Prediction & Reality Check
Only outscored by their neighbors Evergrande, R&F offer a real attacking threat — particularly through Hamdallah and Davi. While the preview for the Hongkou version of this fixture turned out to be something of a false alarm — warning bells of high-scoring visitors resulting in one of the most flaccid 0-0 affairs this correspondent has ever seen — it’s likely to be a different story here. Shenhua have nothing to play for; R&F have everything to play for. 3-0 to the home side.
Shenhua in 2014 according to North Terrace News:
P 23 W 8 D 3 L 12 GF 22 GA 33 GD -11 Pts 27
Shenhua in 2014 according to the CSL table:
P 23 W 6 D 9 L 8 GF 26 GA 31 GD -5 Pts 27
Ground: Hongkou Football Stadium, Hongkou District, Shanghai
Capacity: 35,000 (26,000 for football)
Honours: Chinese top-tier league champions: 1995
Chinese top-tier league runners-up: 1996, 1997, 1998, 2000, 2001, 2005, 2006, 2008

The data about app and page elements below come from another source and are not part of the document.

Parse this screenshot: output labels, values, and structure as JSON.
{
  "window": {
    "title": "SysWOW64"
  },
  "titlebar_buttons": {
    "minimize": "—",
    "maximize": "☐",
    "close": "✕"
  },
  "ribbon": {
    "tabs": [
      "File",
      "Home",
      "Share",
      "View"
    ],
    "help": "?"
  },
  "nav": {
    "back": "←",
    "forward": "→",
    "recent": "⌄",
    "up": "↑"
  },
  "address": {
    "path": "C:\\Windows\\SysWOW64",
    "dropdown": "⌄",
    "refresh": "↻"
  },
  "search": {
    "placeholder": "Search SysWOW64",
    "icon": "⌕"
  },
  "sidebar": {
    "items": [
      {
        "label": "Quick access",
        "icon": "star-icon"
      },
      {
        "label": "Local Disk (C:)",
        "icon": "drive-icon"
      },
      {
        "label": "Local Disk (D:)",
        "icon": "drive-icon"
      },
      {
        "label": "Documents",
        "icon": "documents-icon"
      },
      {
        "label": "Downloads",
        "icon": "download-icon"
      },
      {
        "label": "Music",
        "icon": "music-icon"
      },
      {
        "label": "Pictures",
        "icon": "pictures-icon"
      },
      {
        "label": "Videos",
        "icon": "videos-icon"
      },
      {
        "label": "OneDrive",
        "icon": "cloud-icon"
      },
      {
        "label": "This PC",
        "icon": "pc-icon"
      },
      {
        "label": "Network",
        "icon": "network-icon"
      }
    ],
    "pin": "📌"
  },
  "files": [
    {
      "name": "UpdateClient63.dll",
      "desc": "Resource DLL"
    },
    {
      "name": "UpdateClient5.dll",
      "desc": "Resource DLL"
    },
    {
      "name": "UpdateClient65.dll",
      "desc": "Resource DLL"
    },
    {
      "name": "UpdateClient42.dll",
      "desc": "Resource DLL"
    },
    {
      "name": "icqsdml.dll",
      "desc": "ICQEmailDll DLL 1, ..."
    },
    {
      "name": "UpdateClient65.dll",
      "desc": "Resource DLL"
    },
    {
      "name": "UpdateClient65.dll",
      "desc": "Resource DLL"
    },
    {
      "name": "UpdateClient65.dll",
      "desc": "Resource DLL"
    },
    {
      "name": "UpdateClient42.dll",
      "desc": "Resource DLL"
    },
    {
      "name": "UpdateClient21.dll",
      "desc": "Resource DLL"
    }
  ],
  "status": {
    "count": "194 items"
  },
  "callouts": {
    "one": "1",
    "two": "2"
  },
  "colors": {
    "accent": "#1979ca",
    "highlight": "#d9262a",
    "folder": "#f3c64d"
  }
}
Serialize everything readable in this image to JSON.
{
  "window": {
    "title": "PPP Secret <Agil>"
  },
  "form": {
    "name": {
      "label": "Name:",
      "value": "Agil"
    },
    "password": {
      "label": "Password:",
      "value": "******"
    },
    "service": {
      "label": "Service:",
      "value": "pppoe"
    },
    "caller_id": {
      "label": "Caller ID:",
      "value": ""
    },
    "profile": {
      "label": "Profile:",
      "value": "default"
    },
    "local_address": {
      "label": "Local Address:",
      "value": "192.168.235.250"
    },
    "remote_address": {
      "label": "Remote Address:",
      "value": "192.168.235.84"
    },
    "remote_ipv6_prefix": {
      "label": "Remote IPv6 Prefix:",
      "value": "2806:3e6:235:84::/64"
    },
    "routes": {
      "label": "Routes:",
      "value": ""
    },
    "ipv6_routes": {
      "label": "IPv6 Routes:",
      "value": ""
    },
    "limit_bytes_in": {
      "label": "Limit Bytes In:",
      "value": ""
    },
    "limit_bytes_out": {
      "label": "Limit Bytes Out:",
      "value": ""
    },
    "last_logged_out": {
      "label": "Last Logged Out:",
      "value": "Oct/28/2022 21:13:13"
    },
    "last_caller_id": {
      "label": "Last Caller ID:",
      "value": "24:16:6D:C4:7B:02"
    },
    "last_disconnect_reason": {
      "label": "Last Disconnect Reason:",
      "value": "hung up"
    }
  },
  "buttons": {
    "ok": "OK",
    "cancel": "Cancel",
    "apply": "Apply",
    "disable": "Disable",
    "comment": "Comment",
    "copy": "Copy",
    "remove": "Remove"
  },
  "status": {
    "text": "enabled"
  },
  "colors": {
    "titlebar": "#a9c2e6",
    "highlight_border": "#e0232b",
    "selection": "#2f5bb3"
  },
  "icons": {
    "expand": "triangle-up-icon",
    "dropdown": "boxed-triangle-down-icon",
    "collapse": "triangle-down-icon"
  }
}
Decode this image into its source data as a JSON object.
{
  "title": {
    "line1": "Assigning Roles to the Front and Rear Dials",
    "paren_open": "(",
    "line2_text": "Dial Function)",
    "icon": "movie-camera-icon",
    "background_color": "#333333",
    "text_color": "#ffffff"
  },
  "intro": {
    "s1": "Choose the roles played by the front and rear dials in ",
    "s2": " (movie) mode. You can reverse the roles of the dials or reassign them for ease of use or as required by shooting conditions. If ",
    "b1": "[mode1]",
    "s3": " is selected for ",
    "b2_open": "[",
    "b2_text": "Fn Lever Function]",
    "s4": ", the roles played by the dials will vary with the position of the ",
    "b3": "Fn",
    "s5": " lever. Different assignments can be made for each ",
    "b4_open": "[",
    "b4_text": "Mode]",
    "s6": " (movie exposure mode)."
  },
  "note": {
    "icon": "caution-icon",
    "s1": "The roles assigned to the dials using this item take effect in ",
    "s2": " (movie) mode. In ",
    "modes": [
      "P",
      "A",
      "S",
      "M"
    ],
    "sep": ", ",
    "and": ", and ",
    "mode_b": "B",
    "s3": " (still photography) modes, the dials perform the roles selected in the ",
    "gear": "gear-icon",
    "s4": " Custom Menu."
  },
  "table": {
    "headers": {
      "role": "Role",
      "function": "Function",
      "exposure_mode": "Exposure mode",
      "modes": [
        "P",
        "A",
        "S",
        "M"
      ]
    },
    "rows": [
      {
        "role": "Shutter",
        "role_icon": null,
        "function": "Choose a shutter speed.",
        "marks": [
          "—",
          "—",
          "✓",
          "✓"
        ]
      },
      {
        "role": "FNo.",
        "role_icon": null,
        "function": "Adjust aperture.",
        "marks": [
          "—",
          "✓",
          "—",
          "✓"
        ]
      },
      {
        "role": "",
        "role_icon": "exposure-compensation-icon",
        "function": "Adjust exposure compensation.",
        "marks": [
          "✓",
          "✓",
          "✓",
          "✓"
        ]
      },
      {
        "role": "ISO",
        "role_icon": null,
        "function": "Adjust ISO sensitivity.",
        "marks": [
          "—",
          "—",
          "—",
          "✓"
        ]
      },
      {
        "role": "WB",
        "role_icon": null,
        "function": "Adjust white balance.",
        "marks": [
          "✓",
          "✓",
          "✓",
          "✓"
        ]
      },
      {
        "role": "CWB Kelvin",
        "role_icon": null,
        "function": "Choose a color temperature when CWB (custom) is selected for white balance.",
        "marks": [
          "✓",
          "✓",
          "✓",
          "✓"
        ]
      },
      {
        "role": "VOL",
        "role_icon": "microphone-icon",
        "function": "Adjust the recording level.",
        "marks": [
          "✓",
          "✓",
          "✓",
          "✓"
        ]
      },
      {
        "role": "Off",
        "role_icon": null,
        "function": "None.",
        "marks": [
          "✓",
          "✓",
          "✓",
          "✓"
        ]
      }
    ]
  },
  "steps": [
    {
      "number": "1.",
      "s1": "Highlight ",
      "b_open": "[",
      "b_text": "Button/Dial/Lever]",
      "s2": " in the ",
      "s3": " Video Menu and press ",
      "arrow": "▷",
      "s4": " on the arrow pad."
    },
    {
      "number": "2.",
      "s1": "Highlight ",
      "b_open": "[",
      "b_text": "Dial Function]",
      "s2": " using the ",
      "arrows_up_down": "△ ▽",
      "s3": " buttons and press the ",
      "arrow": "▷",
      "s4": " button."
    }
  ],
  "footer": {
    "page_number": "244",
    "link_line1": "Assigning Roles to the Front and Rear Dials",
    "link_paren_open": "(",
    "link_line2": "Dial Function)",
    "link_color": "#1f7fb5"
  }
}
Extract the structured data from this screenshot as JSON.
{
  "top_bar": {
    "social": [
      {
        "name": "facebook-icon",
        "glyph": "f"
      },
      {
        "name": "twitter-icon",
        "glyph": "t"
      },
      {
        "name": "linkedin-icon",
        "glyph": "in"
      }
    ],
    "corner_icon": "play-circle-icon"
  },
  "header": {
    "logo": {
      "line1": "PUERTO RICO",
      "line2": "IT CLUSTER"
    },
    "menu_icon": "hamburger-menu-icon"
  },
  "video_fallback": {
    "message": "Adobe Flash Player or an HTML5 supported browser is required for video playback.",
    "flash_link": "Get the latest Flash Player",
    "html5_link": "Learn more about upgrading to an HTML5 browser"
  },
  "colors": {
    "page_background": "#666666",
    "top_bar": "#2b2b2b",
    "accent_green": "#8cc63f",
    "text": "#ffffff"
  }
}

Chinese FA Cup winners: 1998
Chinese FA Cup runners up: 1995, 1997, 2015